Despite assurances from oil experts and officials that there isn’t any shortage of supply, the ‘fear factor’—as Vitol’s chairman Ian Taylor put it—has largely, until today, overshadowed fundamentals and is making the oil market more emotional than usual.

OPEC’s chief attempted to calm market fears, assuring delegates at the London conference this week that there is plenty of oil to go around, that Russia and Saudi Arabia are adding supply as promised in June “to maintain the supply and demand balance,” and that OPEC’s largest producer Saudi Arabia “has not turned down a single customer.”

Barkindo’s speech coincided with the publication of the cartel’s Monthly Oil Market Report, which showed that Saudi Arabia added 108,000 bpd of production last month, lifting output to 10.512 million bpd, and that Russia pumped a post-Soviet record high of 11.54 million bpd, up by 150,000 bpd from August. OPEC’s increased production and the help from Russia offset a 150,000-bpd production loss in Iran and another plunge in Venezuela, which is now pumping less than 1.2 million bpd, as per OPEC secondary sources.

At the conference in London, Barkindo also revealed that one of the key oil customers and demand growth drivers—India—had sent a letter to OPEC complaining about the high oil prices it is now paying for oil.

OPEC is scheduled to hold talks with India on October 17, as it wants to ease consumer fears, the cartel’s chief said.

India has expressed “discomfort” with the high oil prices, Barkindo said, noting that “As one of our major consuming countries, of which we have an official energy dialogue, it was also a concern for us getting this feedback from India.”

And it should be a concern for OPEC, because India—also struggling with a massive local currency depreciation which makes oil even more expensive for it—is a key demand growth driver, and this ‘discomfort’ may be a sign that demand destruction is coming with Brent Crude prices above $80 a barrel.

“I’m confident, hearing from our largest producers, that they are ready, willing, and capable to ensure that this market remains well supplied,” OPEC’s head stressed, as quoted by Platts.

“The market has been reacting to perceptions of a supply shortage, it is not really as such. The balance may be fragile as a result of non-fundamental factors, but I remain confident that we will overcome.”

Not only is the market currently well-supplied, projections point to a possible rebuild of stocks in 2019, Barkindo said.

Despite assurances that there isn’t any shortage of oil in the world and that Saudi Arabia and Russia would be keeping the supply-demand balance, OPEC’s head admitted that current market forces are definitely not the fundamentals, and are out of reach of the cartel’s control.
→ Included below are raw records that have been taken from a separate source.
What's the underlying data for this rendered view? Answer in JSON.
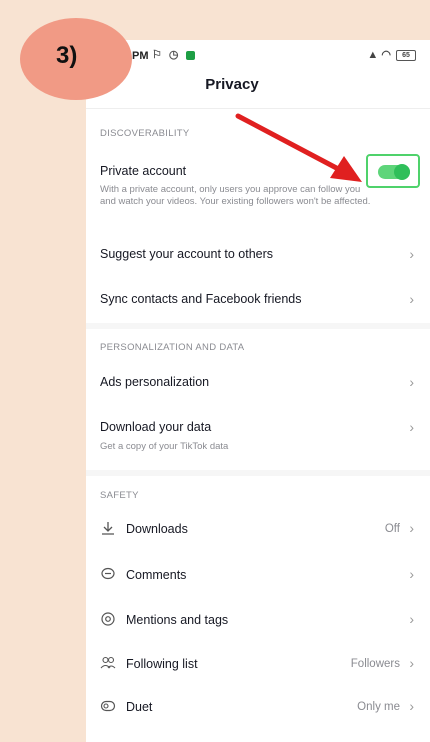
{
  "step_badge": "3)",
  "status": {
    "time": "PM",
    "battery": "65"
  },
  "header": {
    "title": "Privacy"
  },
  "discoverability": {
    "label": "DISCOVERABILITY",
    "private_account": {
      "title": "Private account",
      "description_line1": "With a private account, only users you approve can follow you",
      "description_line2": "and watch your videos. Your existing followers won't be affected.",
      "enabled": true
    },
    "suggest": "Suggest your account to others",
    "sync": "Sync contacts and Facebook friends"
  },
  "personalization": {
    "label": "PERSONALIZATION AND DATA",
    "ads": "Ads personalization",
    "download_title": "Download your data",
    "download_sub": "Get a copy of your TikTok data"
  },
  "safety": {
    "label": "SAFETY",
    "items": [
      {
        "label": "Downloads",
        "value": "Off",
        "icon": "download-icon"
      },
      {
        "label": "Comments",
        "value": "",
        "icon": "comment-icon"
      },
      {
        "label": "Mentions and tags",
        "value": "",
        "icon": "at-icon"
      },
      {
        "label": "Following list",
        "value": "Followers",
        "icon": "people-icon"
      },
      {
        "label": "Duet",
        "value": "Only me",
        "icon": "duet-icon"
      }
    ]
  },
  "colors": {
    "accent_green": "#2fbf5a",
    "arrow_red": "#e02020",
    "badge": "#f19a85",
    "background": "#f8e3d2"
  }
}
“Nonetheless, we do recognize that there are many non-fundamental factors influencing the market that are beyond the oil industry’s control, such as geopolitics, growing trade disputes, natural disasters and other developments. They can have compound effects and are a major source of uncertainties,” Barkindo said in his keynote speech.

OPEC’s report and the chief’s speech at the conference—along with the EIA’s report that US crude stocks saw a sizeable increase—did manage to assuage fears and contribute to a price decline in the last couple of days.

Despite these assurances from OPEC, it’s likely that the oil market will continue to be ruled by emotions rather than fundamentals for at least another month, until participants see how much Iranian oil will really be choked off by the sanctions, how much the Saudis and Russians are able (and willing) to offset, how low Venezuelan production would drop, or how Libya and/or Nigeria will keep their ever-fragile production recovery.

There may be no shortage of oil whatsoever, but the perception of a supply squeeze may still be the dominant narrative on the market over the next few weeks and months.

By Tsvetana Paraskova for Oilprice.com